all the corporate support and pay distributors on a purely
performance basis to promote their products. It’s extremely
efficient because in the New Economy, word-of-mouth advertising
continues to work better than any other form of promotion.
The company can just take the money they would
have spent on advertising and promotion and pay it to their
distributors to spread the word.
What that means for you as an entrepreneur is that you
can receive all the benefits of traditional business ownership
without the typical risks. And there will be no cap on your
income, because Network Marketing companies WANT you
to make as much as possible. If you’re going to be paid for
performance anyway, why live with the cap?
The “Catch” To Network Marketing
This all sounds great and it is. But there is a catch that
most people won’t tell you. Here it is:
You must accept a temporary loss of social
esteem from ignorant people.
That means for a while, people still living in and trying to
function in the old system will think less of you. They won’t
understand. They’ll think you’re crazy for being involved in
And actually, the word “accept” isn’t completely accurate.
You need to do more than that. You need to embrace the temporary
loss of social esteem from ignorant people. YOU are

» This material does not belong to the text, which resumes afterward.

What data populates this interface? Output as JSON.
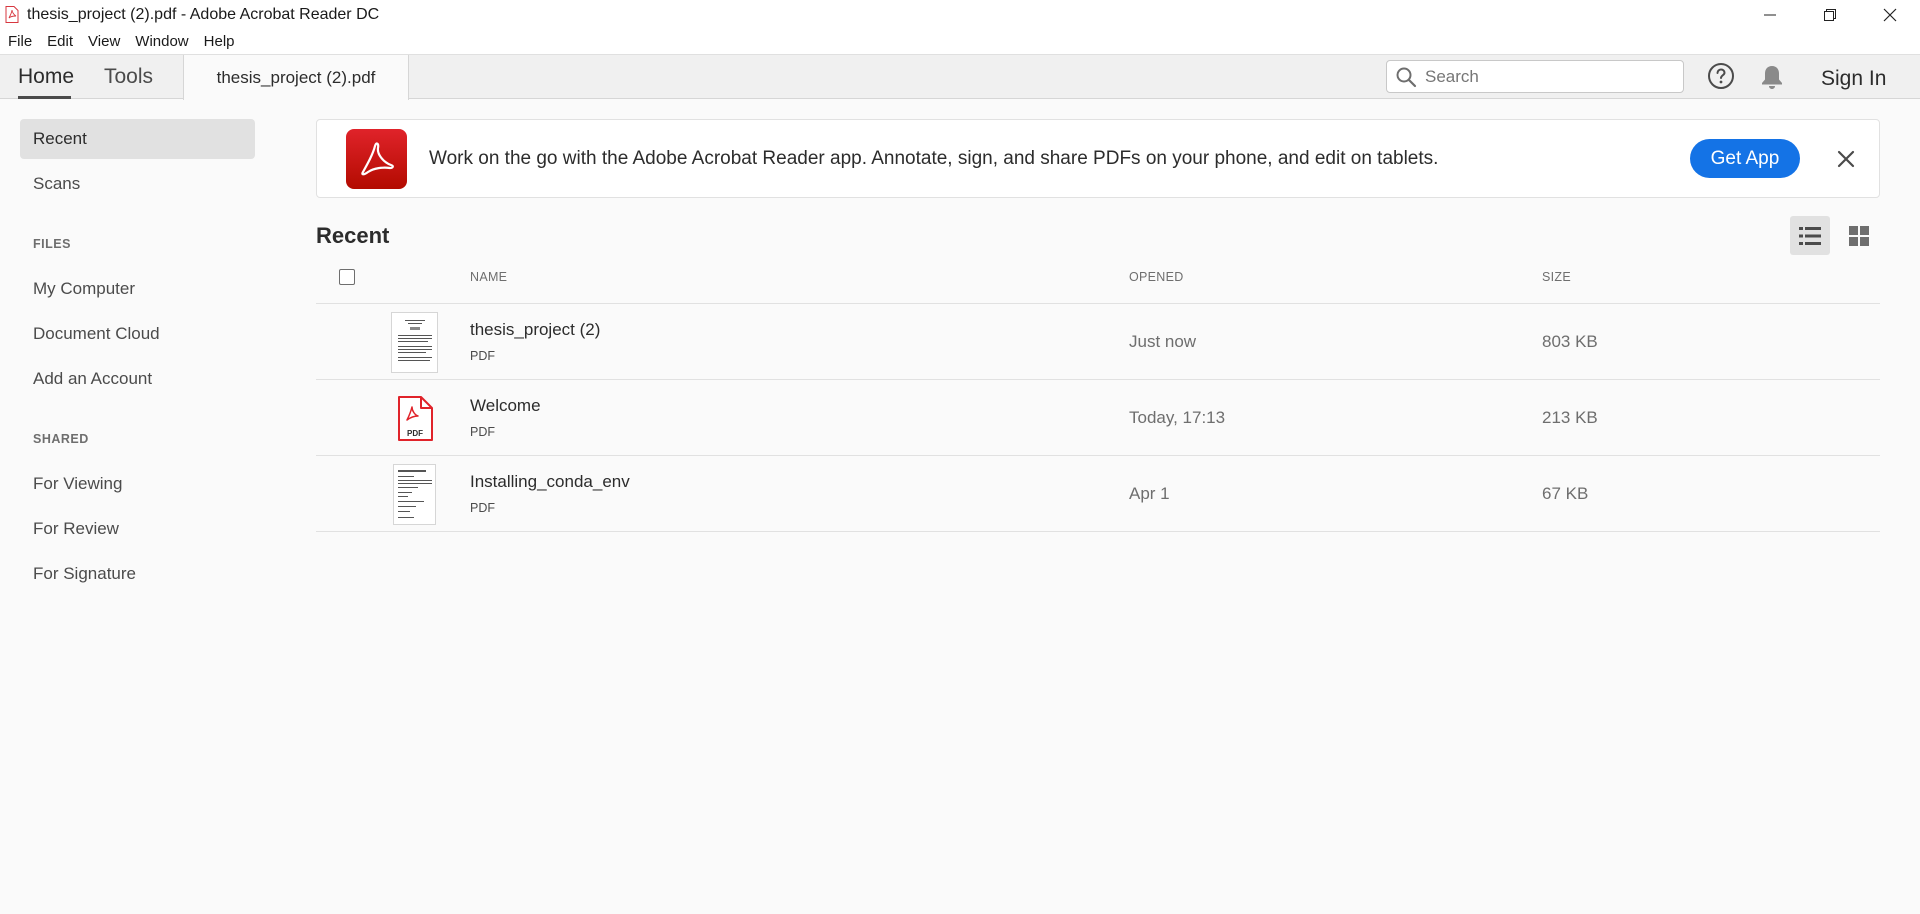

seeing the future before it becomes apparent to everyone else.
YOU are the smart one. YOU are the person taking action to
live a better life.
There is a reason why people will think less of you, and it’s
not just because they are stuck in the old system. Let me see
if I can help you better understand this, because if you decide
to make Network Marketing your profession, it’s important
Most people have either joined a Network Marketing
company or know someone who has. This is what goes
through the mind of virtually every person who decides to get
involved. “Hmm, I can think of five or six people who might
do this too! My sister would be great! My friend loves this
kind of thing. I know this other person who could be amazing!
Okay, I’ll join.”
In other words, they aren’t joining a profession. They’re
just hoping to get lucky, sign up a few people to cover their
own start-up costs, and sit back and wait for the money to roll
in. The allure of being paid for someone else’s efforts is powerful,
but often badly misunderstood.
They haven’t started a real business. They just purchased
a glorified lottery ticket. Imagine a lottery ticket with six
scratch-off spots. Those spots represent each of the people the
new person thinks will certainly join. They approach those
people and try to get them to join. And because of their lack
of skill, most of them end up with nothing—just like the lottery
ticket. This becomes just another lost opportunity, and
since they have acted in unskilled ignorance, they may have
damaged some friendships as well.
So they rip up the ticket, and instead of taking responsibility
for not really starting their business, they blame Network
Marketing and make sure to tell the world, “Look, I’ve
been there. I’ve done it. I talked to every person I know, and
Network Marketing just doesn’t work. Save your money.”
THAT’S what you’re dealing with if you choose this as
a profession—the opinions of ignorant people who think
they’ve done it right and it doesn’t work. If that’s going to be
too hard to handle, then Network Marketing isn’t for you. But
if you can embrace it, the world is yours.
The people who embrace this get paid BIG money. Companies
will pay unlimited amounts to people who can help
blind people see, who can educate the ignorant, and who can
build a community of like-minded people.
Some people like to say, “Perception is reality.” I hate that
saying. All great leaders in the world have ignored it for centuries.
What if Nelson Mandela had said perception is reality?
What if Martin Luther King Jr. had said perception is reality?
What if Steve Jobs had said perception is reality? The great
leaders of the world said, “Reality is reality, and I’m going to
do everything possible to help people understand that fact.”
The truth is, Network Marketing isn’t perfect. It’s just
BETTER. And that’s reality!